director, the thinker and the relater.
Socializer: Open and Direct
The socializer exhibits such characteristics as animation, intuitiveness and
liveliness. He is an idea person—a dreamer—but can be viewed as manipulative,
impetuous and excitable when displaying behavior inappropriate to a particular
The socializer is a fast-paced person with spontaneous actions and
decisions. He is not concerned about facts and details, and tries to avoid them
as much as possible. This may prompt him at times to exaggerate and generalize
facts and figures. He thrives on involvement with people and usually works
quickly and enthusiastically with others.
The socializer always seems to be
chasing dreams, but he has the uncanny ability to catch others up in his dreams
because of his good persuasive skills. He always seems to be seeking approval
and pats on the back for his accomplishments and achievements. The socializer is
a very creative person who has that dynamic ability to think quickly on his
Director: Direct and Guarded
The director exhibits firmness in his
relationships with others, is oriented toward productivity and goals and is
concerned with bottom-line results. Closely allied to these positive traits,
however, are the negative ones of stubbornness, impatience, toughness and even
A director tends to take control of other people and situations
and is decisive in both his actions and decisions. He likes to move at an
extremely fast pace and is very impatient with delays. When other people can't
keep up with his speed, he views them as incompetent. The director’s motto: “I
want it done right, and l want it done now.”
The director is typically a high achiever who exhibits very good administrative skills.
He likes to do many things at the same time. He keeps adding on until the pressure
builds to such a point that he turns his back and lets everything drop.
Then he turns right around and starts the whole process over again.
Thinker: Indirect and Guarded
The thinker is a persistent, systematic problem-solver. But he also can be seen
as aloof, picky and critical. A thinker is very security-conscious and has a
strong need to be right. This leads him to an over-reliance on data collection.
In his quest for data he tends to ask many questions about specific details.
The thinker works slowly and precisely by himself and prefers an intellectual work
environment that is organized and structured. He tends to be skeptical and likes
to see things in writing.
Although he is a great problem-solver, the thinker is
a poor decision-maker; he may keep collecting data even beyond the time when a
decision is due.
Relater: Open and Indirect
The relater is unassertive, warm, supportive and reliable. However, the relater sometimes
is seen by others as compliant, soft-hearted and acquiescent. The relater seeks security and
belongingness and, like the thinker, is slow at taking action and making
decisions. This procrastination stems from his desire to avoid risky and unknown

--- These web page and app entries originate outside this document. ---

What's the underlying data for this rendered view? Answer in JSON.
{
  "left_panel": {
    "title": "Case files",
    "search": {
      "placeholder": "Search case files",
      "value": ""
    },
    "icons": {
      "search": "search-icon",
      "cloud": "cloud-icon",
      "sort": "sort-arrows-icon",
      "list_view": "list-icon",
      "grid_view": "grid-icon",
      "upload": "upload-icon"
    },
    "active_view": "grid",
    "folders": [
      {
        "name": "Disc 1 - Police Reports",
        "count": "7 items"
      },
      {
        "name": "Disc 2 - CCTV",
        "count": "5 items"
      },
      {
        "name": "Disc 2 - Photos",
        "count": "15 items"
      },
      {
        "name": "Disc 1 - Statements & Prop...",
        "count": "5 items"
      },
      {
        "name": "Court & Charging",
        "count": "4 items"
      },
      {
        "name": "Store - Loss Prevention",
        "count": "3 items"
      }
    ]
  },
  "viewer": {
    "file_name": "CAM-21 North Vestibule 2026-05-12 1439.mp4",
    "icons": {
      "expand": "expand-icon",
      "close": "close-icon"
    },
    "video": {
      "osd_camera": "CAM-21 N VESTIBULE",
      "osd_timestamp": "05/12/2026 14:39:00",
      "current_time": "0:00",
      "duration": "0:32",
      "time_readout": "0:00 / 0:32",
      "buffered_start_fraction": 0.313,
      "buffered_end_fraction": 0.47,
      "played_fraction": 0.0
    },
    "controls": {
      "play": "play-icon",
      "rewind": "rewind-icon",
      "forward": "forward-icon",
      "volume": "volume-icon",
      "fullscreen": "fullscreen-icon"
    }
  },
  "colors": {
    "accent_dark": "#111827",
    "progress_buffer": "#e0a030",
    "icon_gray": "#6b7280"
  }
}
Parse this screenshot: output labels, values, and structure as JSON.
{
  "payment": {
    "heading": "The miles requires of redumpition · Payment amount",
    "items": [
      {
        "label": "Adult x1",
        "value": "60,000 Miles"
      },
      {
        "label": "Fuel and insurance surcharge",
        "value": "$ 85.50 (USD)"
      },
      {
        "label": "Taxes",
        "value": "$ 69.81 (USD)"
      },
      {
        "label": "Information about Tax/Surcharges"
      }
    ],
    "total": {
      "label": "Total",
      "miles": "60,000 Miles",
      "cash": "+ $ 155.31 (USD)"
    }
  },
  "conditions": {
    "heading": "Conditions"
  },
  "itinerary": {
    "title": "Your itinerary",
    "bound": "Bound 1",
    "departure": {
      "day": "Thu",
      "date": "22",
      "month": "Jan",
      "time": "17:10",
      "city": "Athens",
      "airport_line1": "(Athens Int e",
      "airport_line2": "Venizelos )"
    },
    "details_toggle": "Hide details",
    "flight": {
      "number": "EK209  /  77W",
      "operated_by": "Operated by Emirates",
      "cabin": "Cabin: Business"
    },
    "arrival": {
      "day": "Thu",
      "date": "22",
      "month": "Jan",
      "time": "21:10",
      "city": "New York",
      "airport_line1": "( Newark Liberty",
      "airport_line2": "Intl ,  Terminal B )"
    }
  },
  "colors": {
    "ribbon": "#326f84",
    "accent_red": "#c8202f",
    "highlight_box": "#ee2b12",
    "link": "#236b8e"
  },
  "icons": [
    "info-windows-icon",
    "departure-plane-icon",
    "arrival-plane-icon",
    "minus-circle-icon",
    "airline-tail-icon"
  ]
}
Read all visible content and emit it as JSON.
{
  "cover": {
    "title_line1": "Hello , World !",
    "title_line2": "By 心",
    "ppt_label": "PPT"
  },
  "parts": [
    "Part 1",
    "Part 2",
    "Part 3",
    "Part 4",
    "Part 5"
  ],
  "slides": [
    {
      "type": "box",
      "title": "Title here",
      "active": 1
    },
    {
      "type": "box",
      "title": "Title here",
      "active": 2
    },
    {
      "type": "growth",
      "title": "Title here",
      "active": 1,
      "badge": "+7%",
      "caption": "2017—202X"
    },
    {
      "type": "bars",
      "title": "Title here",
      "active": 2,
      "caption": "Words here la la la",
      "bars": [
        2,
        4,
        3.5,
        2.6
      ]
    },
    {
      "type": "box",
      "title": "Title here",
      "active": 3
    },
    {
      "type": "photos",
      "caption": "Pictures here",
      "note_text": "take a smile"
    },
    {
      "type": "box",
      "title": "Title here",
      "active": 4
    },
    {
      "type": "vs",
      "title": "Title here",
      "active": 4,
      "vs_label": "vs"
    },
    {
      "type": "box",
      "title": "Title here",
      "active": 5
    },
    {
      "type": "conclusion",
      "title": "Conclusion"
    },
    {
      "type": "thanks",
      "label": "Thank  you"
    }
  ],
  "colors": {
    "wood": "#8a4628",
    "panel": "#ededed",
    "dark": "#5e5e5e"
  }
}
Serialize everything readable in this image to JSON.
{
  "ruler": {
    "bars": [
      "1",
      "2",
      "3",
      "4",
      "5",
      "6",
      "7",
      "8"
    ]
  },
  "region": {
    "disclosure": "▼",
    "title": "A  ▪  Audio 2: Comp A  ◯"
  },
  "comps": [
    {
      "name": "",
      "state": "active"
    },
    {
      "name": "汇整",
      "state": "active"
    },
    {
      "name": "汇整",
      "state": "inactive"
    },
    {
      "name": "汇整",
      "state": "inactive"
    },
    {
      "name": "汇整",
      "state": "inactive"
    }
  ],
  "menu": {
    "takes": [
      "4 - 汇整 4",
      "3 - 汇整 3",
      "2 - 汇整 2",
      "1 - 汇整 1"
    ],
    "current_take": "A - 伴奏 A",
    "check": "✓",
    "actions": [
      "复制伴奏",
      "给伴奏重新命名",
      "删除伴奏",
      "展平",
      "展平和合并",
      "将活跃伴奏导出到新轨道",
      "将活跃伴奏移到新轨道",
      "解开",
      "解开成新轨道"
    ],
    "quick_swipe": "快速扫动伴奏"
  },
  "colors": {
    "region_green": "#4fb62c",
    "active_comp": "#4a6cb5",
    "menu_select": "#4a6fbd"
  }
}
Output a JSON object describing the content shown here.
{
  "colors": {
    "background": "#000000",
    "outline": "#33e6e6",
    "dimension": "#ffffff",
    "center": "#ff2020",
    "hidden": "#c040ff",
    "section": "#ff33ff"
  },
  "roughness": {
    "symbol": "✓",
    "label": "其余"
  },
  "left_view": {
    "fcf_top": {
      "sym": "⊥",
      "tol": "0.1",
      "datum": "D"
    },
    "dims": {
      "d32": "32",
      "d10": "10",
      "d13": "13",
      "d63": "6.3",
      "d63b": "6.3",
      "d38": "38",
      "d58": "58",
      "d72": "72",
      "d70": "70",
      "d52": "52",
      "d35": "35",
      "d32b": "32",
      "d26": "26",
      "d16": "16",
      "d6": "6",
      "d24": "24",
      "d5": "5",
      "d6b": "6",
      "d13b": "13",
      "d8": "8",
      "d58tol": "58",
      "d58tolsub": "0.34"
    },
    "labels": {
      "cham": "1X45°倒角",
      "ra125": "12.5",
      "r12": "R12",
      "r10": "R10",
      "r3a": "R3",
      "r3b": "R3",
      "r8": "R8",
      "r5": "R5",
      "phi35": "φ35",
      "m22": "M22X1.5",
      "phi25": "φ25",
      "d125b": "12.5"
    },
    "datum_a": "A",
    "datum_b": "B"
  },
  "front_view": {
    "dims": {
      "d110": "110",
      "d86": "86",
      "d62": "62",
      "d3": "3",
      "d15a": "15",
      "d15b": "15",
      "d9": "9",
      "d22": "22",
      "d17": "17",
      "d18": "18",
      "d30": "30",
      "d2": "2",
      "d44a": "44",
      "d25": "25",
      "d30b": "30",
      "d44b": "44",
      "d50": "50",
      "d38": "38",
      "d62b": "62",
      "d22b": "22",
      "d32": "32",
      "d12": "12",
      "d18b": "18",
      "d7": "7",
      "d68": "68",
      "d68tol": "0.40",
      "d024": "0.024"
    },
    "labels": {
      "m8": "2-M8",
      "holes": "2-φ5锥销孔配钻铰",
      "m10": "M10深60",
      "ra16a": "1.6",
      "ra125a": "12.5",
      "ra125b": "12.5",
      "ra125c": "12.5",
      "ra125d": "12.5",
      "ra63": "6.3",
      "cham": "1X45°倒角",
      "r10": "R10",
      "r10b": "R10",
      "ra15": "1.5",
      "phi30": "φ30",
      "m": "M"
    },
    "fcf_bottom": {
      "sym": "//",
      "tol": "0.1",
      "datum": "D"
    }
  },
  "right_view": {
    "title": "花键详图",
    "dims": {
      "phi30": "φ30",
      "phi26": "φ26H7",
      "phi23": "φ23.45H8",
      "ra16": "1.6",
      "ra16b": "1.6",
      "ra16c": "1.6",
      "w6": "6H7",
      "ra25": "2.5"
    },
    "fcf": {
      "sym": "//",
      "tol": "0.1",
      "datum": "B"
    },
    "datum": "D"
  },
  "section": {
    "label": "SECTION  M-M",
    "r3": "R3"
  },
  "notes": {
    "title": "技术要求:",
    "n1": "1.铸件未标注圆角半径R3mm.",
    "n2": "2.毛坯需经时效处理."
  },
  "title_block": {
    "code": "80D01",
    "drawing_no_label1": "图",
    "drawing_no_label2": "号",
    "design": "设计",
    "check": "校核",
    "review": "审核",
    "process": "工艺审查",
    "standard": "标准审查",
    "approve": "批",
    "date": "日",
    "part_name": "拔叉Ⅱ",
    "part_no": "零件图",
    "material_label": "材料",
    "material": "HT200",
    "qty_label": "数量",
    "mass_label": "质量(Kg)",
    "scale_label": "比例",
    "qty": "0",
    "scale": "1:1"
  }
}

situations. Before he takes action or makes a decision, he has to know how other
people feel about it.
The relater is the most people-oriented of all four
styles. Having close, friendly, personal and first-name relationships with
others is one of the most important objectives of the relater’s style.
The relater dislikes interpersonal conflicts so much that he sometimes says what he
thinks other people want to hear rather than what is really on his mind. The
relater has tremendous counseling skills and is extremely supportive of other
people. He also is an incredibly active listener. Because a relater listens so
well to other people, when it comes his turn to talk, people usually listen.
This gives him an excellent ability to gain support from others.
Learning to identify these four distinct personality types by their behavior takes time, but
evaluating people’s behavior within this framework can help you better
understand others and yourself.